#### Instructions for the task
From the records below, report the number of lines that contain "heading", and add nothing.
(Beginning of Material for this exercise)
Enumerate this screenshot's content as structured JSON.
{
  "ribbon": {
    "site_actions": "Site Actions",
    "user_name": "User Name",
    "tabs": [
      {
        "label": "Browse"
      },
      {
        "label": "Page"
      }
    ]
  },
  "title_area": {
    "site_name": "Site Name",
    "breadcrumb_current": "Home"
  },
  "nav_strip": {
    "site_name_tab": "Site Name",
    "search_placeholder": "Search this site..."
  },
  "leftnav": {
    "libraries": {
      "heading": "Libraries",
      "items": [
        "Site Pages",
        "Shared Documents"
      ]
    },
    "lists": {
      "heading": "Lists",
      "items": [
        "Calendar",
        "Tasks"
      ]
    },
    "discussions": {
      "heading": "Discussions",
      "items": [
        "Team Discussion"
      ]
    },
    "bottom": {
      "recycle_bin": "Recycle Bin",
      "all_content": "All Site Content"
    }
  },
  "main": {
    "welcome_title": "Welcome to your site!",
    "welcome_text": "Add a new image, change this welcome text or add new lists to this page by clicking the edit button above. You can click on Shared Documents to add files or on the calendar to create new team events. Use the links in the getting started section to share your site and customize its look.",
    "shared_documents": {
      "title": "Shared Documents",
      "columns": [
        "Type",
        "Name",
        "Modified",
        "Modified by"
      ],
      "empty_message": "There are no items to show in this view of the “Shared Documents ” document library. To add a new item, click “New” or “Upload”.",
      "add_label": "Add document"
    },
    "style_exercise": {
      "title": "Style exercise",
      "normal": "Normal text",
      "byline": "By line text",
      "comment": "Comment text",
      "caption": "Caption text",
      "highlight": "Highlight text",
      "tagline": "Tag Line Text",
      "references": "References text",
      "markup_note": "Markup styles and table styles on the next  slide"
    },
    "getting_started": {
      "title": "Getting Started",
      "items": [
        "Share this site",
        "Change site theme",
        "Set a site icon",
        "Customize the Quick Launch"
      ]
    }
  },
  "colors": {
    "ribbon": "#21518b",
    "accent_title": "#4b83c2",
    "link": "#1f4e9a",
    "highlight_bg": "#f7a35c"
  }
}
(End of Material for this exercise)
#### Answer
3